The fire had originated in a plot near an IT Park along the General Arun Kumar Vaidya Marg in the western suburb. The IT Park is located adjacent to the Colony. As the hours passed, the fire started spreading towards the New MHADA colony near New Dindoshi Green Hill Society in Goregaon and the Disaster Management Control Room was directed to inform all police stations surrounding the forest to prepare to evacuate tribal residents.

Incidentally, owing to a severe lack of access, fire vehicles were unable to enter the thickly forested area till two small hose lines were put into operation. The fire brigade authorities also roped in forest staff and more than 100 volunteers to put out the flames using tree branches. Through the night, fire-fighting appliances were diverted from the Film City to put out the flames. In all, 10 fire-fighting engines, seven Jumbo Tankers and three Quick Response Vehicles were put in to service at the location.

While social media was replete with users posting pictures and videos of the fire that was compared to the epic California fire by the media, it may be recalled that the Mumbai Metro Rail Corporation (MMRC) had recently  reiterated its claim in Bombay high court that the Aarey Milk Colony was not a forest. The body alleged that activists had been trying to mislead the citizens and the Bombay high court against the Metro-3 line.

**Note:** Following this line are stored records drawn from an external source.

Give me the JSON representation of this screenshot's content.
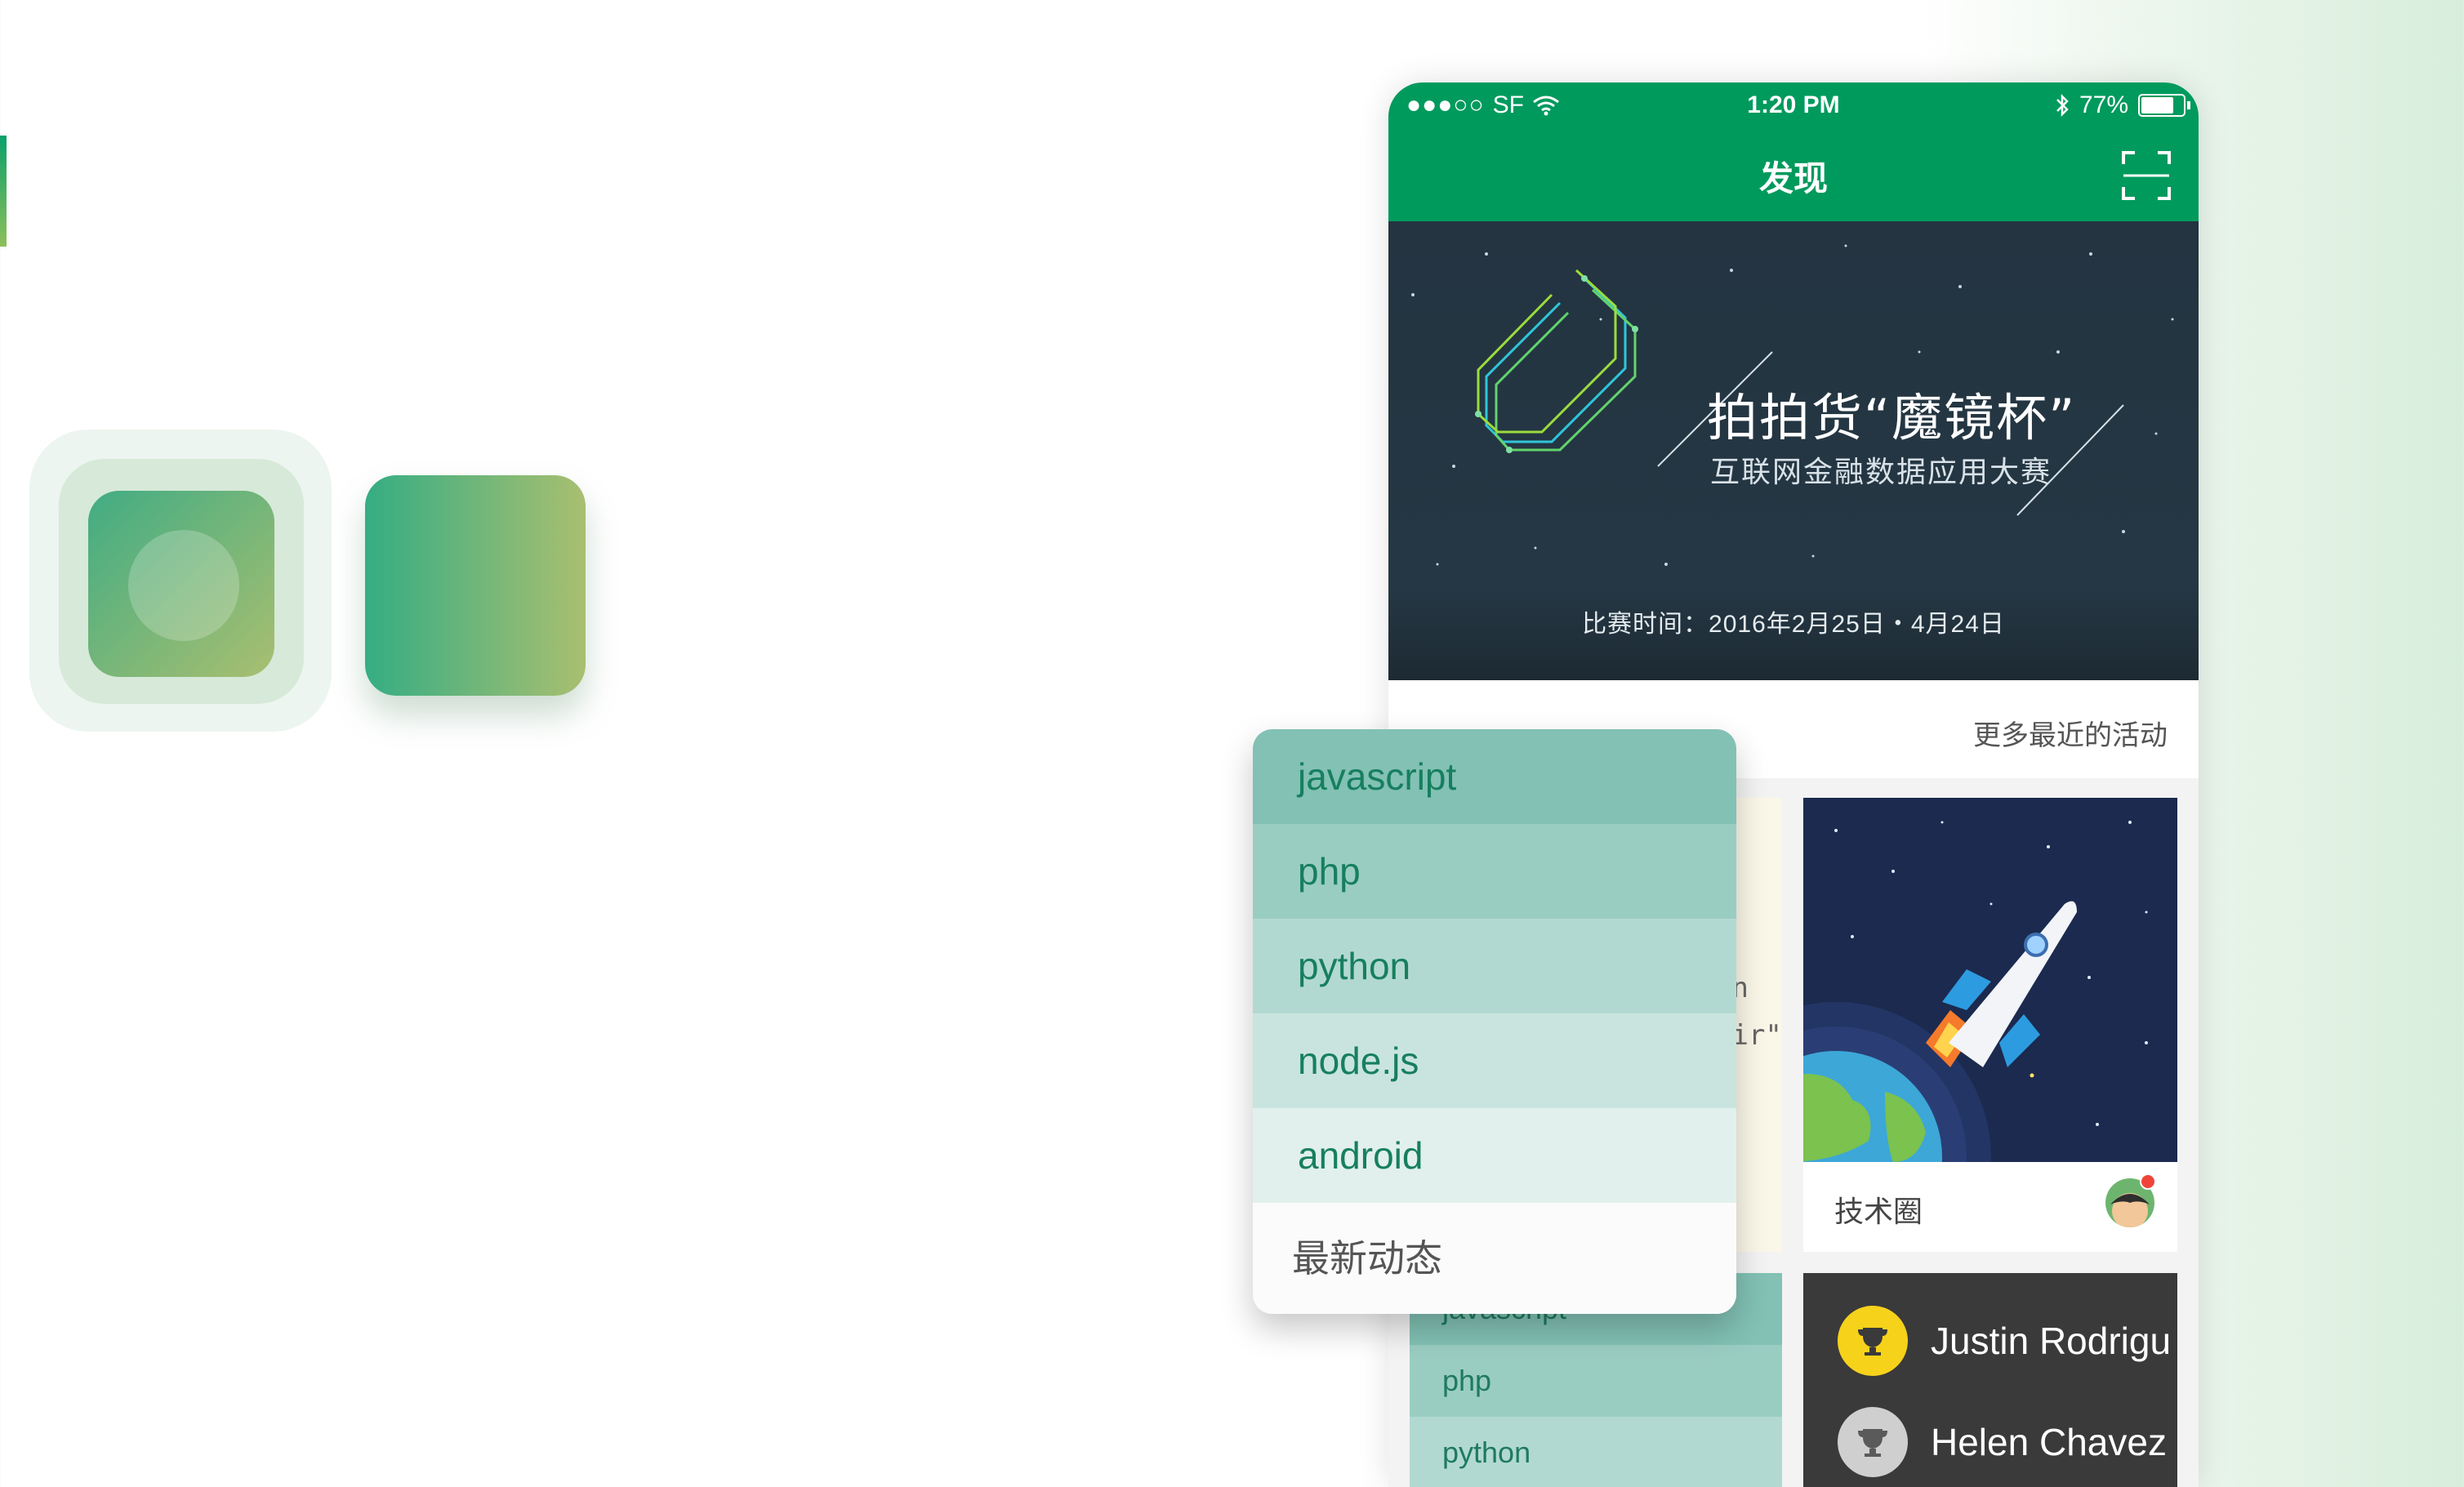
{
  "colors": {
    "brand": "#009a5d",
    "accent_gradient_start": "#35ad83",
    "accent_gradient_end": "#a9bf70"
  },
  "statusbar": {
    "carrier": "SF",
    "time": "1:20 PM",
    "battery_percent": "77%",
    "battery_level": 0.77
  },
  "navbar": {
    "title": "发现",
    "right_icon": "scan-icon"
  },
  "banner": {
    "title": "拍拍货“魔镜杯”",
    "subtitle": "互联网金融数据应用大赛",
    "date": "比赛时间：2016年2月25日・4月24日"
  },
  "more_link": "更多最近的活动",
  "code_card": {
    "fragments": [
      "en",
      "dir\""
    ]
  },
  "tech_card": {
    "label": "技术圈",
    "icon": "rocket-illustration",
    "has_notification": true
  },
  "lang_list_bg": [
    "javascript",
    "php",
    "python"
  ],
  "leaderboard": [
    {
      "name": "Justin Rodrigu",
      "icon": "trophy-icon",
      "color": "#f7d21b"
    },
    {
      "name": "Helen Chavez",
      "icon": "trophy-icon",
      "color": "#cfcfcf"
    }
  ],
  "dropdown": {
    "items": [
      {
        "label": "javascript",
        "bg": "#82c1b4"
      },
      {
        "label": "php",
        "bg": "#9acdc2"
      },
      {
        "label": "python",
        "bg": "#b2d9d1"
      },
      {
        "label": "node.js",
        "bg": "#c9e4de"
      },
      {
        "label": "android",
        "bg": "#e1f0ec"
      }
    ],
    "footer": "最新动态"
  }
}
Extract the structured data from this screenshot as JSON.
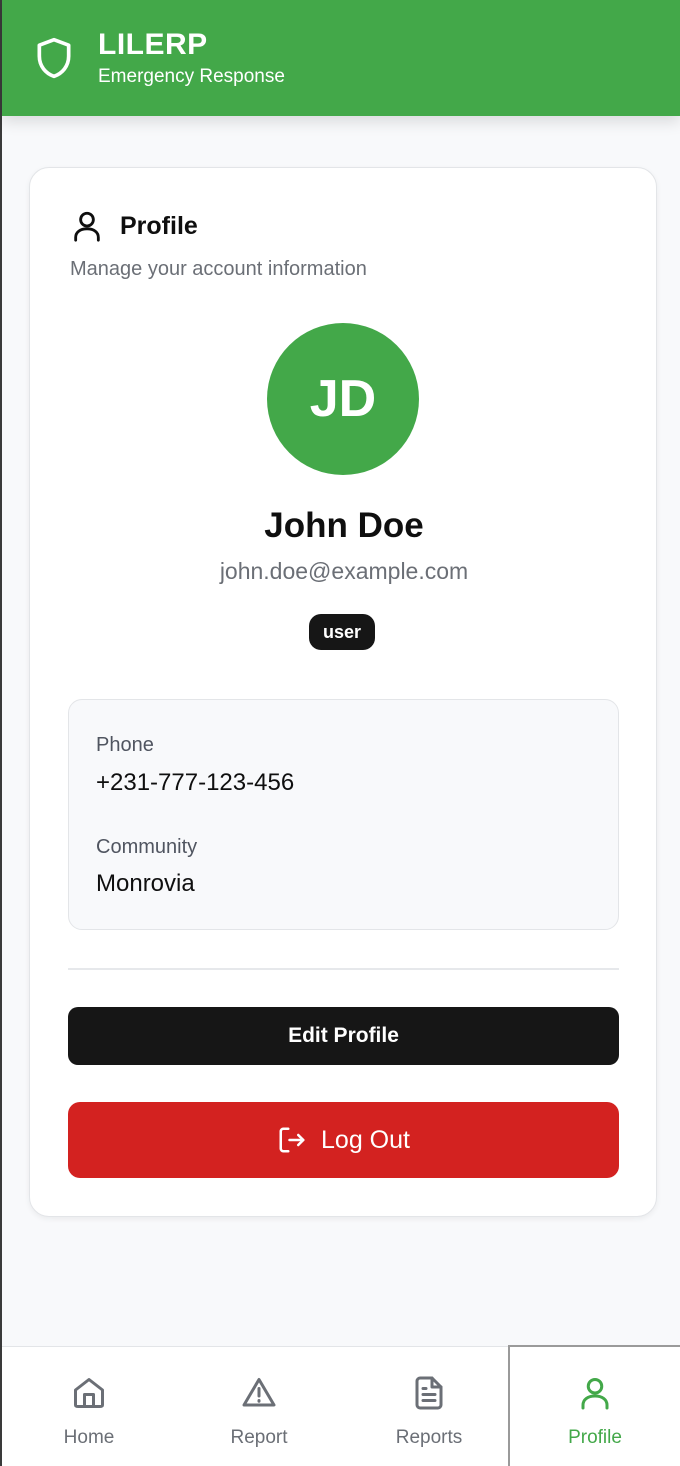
{
  "header": {
    "app_title": "LILERP",
    "app_subtitle": "Emergency Response"
  },
  "profile_card": {
    "title": "Profile",
    "description": "Manage your account information",
    "avatar_initials": "JD",
    "name": "John Doe",
    "email": "john.doe@example.com",
    "role": "user",
    "phone_label": "Phone",
    "phone_value": "+231-777-123-456",
    "community_label": "Community",
    "community_value": "Monrovia",
    "edit_button": "Edit Profile",
    "logout_button": "Log Out"
  },
  "bottom_nav": {
    "items": [
      {
        "label": "Home",
        "icon": "home-icon"
      },
      {
        "label": "Report",
        "icon": "alert-triangle-icon"
      },
      {
        "label": "Reports",
        "icon": "file-text-icon"
      },
      {
        "label": "Profile",
        "icon": "user-icon",
        "active": true
      }
    ]
  },
  "colors": {
    "brand_green": "#43a849",
    "danger_red": "#d32220",
    "dark": "#161616"
  }
}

The recent ‘forest’ fire that took a whole night to douse, only underlines the claims of activists. “Apart from the loss to forests and property due to the fire, it’s the loss of life to birds and animals pivotal and unique to zone that is indicative of the dismal failure of ‘development’ by way of the Metro Car Shed in the Aarey Milk Colony slotted for the future,” says In Defence of Animals President, Fizzah Shah.

Environmentalist and tree activist Zoru Bhatena says, “Every year, the forest area at Dindoshi is set on fire. This land has been constantly and consciously neglected and the authorities have refused to intervene. It looks like an conspiracy to hand over the forest to developers. If they allow the place to grow into a thick forest, they will be denied permission to cut trees.” The fires around this time of the year are a regular occurrence but it was, for the first time, that a fire at Dindoshi grew so large and almost risked getting out of hand. Ironically, MMRC has yet to obtain permission for tree-felling in the zone and the fire is being perceived as a swift fix to the entire issue, by a section of the activists.

gajanan@draftcraft.in

A version of this story first appeared in Down To Earth.